* WHAT IS BEING ASKED
Identify, in the records below, every line where the string "label" appears, and copy each such line.

(Website and app data records)

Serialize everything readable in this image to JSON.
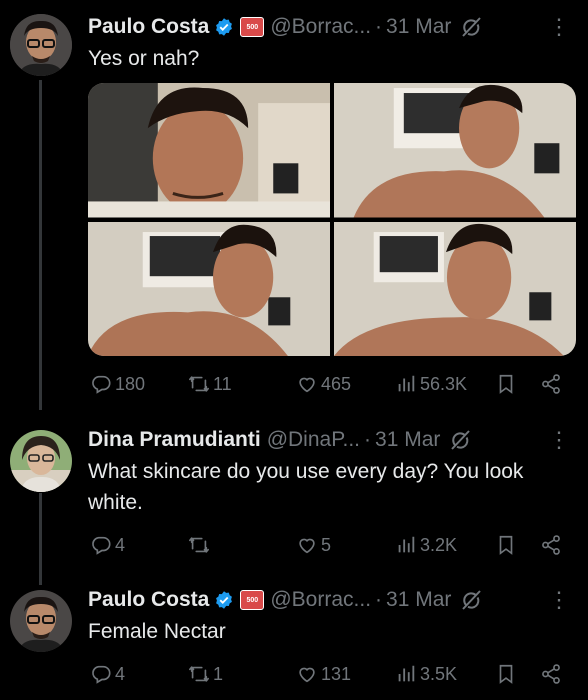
{
  "tweets": [
    {
      "name": "Paulo Costa",
      "handle": "@Borrac...",
      "date": "31 Mar",
      "text": "Yes or nah?",
      "stats": {
        "replies": "180",
        "reposts": "11",
        "likes": "465",
        "views": "56.3K"
      }
    },
    {
      "name": "Dina Pramudianti",
      "handle": "@DinaP...",
      "date": "31 Mar",
      "text": "What skincare do you use every day? You look white.",
      "stats": {
        "replies": "4",
        "reposts": "",
        "likes": "5",
        "views": "3.2K"
      }
    },
    {
      "name": "Paulo Costa",
      "handle": "@Borrac...",
      "date": "31 Mar",
      "text": "Female Nectar",
      "stats": {
        "replies": "4",
        "reposts": "1",
        "likes": "131",
        "views": "3.5K"
      }
    }
  ],
  "separator": "·",
  "badge_text": "500",
  "colors": {
    "background": "#000000",
    "text": "#e7e9ea",
    "muted": "#71767b",
    "verified": "#1d9bf0"
  },
  "icons": [
    "verified-icon",
    "affiliate-badge-icon",
    "grok-icon",
    "more-icon",
    "reply-icon",
    "repost-icon",
    "like-icon",
    "views-icon",
    "bookmark-icon",
    "share-icon"
  ]
}
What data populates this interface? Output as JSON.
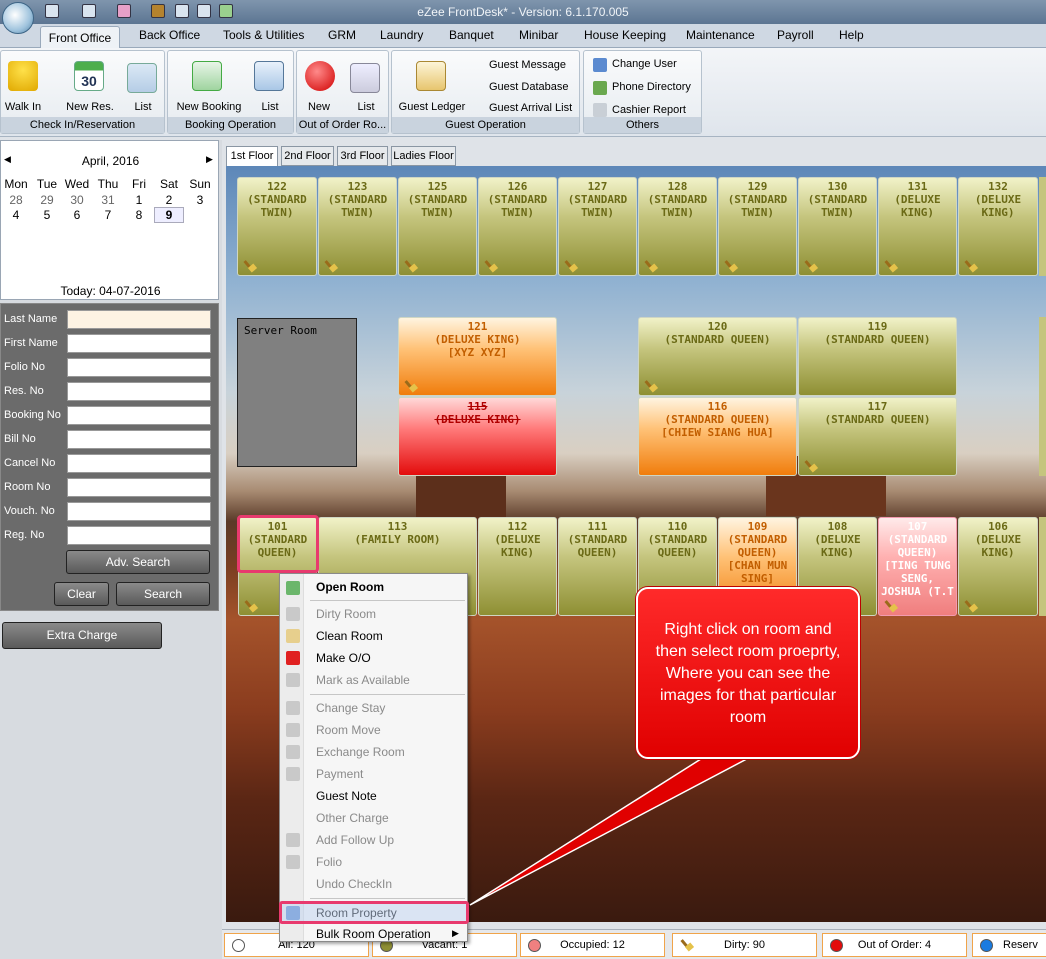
{
  "window": {
    "title": "eZee FrontDesk* - Version: 6.1.170.005"
  },
  "menu_tabs": [
    "Front Office",
    "Back Office",
    "Tools & Utilities",
    "GRM",
    "Laundry",
    "Banquet",
    "Minibar",
    "House Keeping",
    "Maintenance",
    "Payroll",
    "Help"
  ],
  "ribbon": {
    "checkin": {
      "label": "Check In/Reservation",
      "walkin": "Walk In",
      "new_res": "New Res.",
      "list": "List",
      "calendar_num": "30"
    },
    "booking": {
      "label": "Booking Operation",
      "new_booking": "New Booking",
      "list": "List"
    },
    "ooo": {
      "label": "Out of Order Ro...",
      "new": "New",
      "list": "List"
    },
    "guest": {
      "label": "Guest Operation",
      "ledger": "Guest Ledger",
      "message": "Guest Message",
      "database": "Guest Database",
      "arrival": "Guest Arrival List"
    },
    "others": {
      "label": "Others",
      "change_user": "Change User",
      "phone": "Phone Directory",
      "cashier": "Cashier Report"
    }
  },
  "calendar": {
    "month": "April, 2016",
    "day_names": [
      "Mon",
      "Tue",
      "Wed",
      "Thu",
      "Fri",
      "Sat",
      "Sun"
    ],
    "row1": [
      "28",
      "29",
      "30",
      "31",
      "1",
      "2",
      "3"
    ],
    "row2": [
      "4",
      "5",
      "6",
      "7",
      "8",
      "9"
    ],
    "today": "Today: 04-07-2016"
  },
  "search": {
    "fields": [
      "Last Name",
      "First Name",
      "Folio No",
      "Res. No",
      "Booking No",
      "Bill No",
      "Cancel No",
      "Room No",
      "Vouch. No",
      "Reg. No"
    ],
    "adv_search": "Adv. Search",
    "clear": "Clear",
    "search": "Search",
    "extra_charge": "Extra Charge"
  },
  "floors": [
    "1st Floor",
    "2nd Floor",
    "3rd Floor",
    "Ladies Floor"
  ],
  "rooms": {
    "r122": {
      "num": "122",
      "type": "(STANDARD TWIN)"
    },
    "r123": {
      "num": "123",
      "type": "(STANDARD TWIN)"
    },
    "r125": {
      "num": "125",
      "type": "(STANDARD TWIN)"
    },
    "r126": {
      "num": "126",
      "type": "(STANDARD TWIN)"
    },
    "r127": {
      "num": "127",
      "type": "(STANDARD TWIN)"
    },
    "r128": {
      "num": "128",
      "type": "(STANDARD TWIN)"
    },
    "r129": {
      "num": "129",
      "type": "(STANDARD TWIN)"
    },
    "r130": {
      "num": "130",
      "type": "(STANDARD TWIN)"
    },
    "r131": {
      "num": "131",
      "type": "(DELUXE KING)"
    },
    "r132": {
      "num": "132",
      "type": "(DELUXE KING)"
    },
    "r121": {
      "num": "121",
      "type": "(DELUXE KING)",
      "guest": "[XYZ XYZ]"
    },
    "r120": {
      "num": "120",
      "type": "(STANDARD QUEEN)"
    },
    "r119": {
      "num": "119",
      "type": "(STANDARD QUEEN)"
    },
    "r115": {
      "num": "115",
      "type": "(DELUXE KING)"
    },
    "r116": {
      "num": "116",
      "type": "(STANDARD QUEEN)",
      "guest": "[CHIEW SIANG HUA]"
    },
    "r117": {
      "num": "117",
      "type": "(STANDARD QUEEN)"
    },
    "r101": {
      "num": "101",
      "type": "(STANDARD QUEEN)"
    },
    "r113": {
      "num": "113",
      "type": "(FAMILY ROOM)"
    },
    "r112": {
      "num": "112",
      "type": "(DELUXE KING)"
    },
    "r111": {
      "num": "111",
      "type": "(STANDARD QUEEN)"
    },
    "r110": {
      "num": "110",
      "type": "(STANDARD QUEEN)"
    },
    "r109": {
      "num": "109",
      "type": "(STANDARD QUEEN)",
      "guest": "[CHAN MUN SING]"
    },
    "r108": {
      "num": "108",
      "type": "(DELUXE KING)"
    },
    "r107": {
      "num": "107",
      "type": "(STANDARD QUEEN)",
      "guest": "[TING TUNG SENG, JOSHUA (T.T"
    },
    "r106": {
      "num": "106",
      "type": "(DELUXE KING)"
    }
  },
  "server_room": "Server Room",
  "context_menu": [
    "Open Room",
    "Dirty Room",
    "Clean Room",
    "Make O/O",
    "Mark as Available",
    "Change Stay",
    "Room Move",
    "Exchange Room",
    "Payment",
    "Guest Note",
    "Other Charge",
    "Add Follow Up",
    "Folio",
    "Undo CheckIn",
    "Room Property",
    "Bulk Room Operation"
  ],
  "callout": "Right click on room and then select room proeprty, Where you can see the images for that particular room",
  "status": {
    "all": "All: 120",
    "vacant": "Vacant: 1",
    "occupied": "Occupied: 12",
    "dirty": "Dirty: 90",
    "ooo": "Out of Order: 4",
    "reserved": "Reserv"
  },
  "colors": {
    "accent": "#e83a6e",
    "callout": "#ff1a1a",
    "occupied": "#f07d0c",
    "out_of_order": "#e30c0c",
    "clean": "#8e8f33"
  }
}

* EXERCISE ANSWER
      "label": "Check In/Reservation",
      "label": "Booking Operation",
      "label": "Out of Order Ro...",
      "label": "Guest Operation",
      "label": "Others",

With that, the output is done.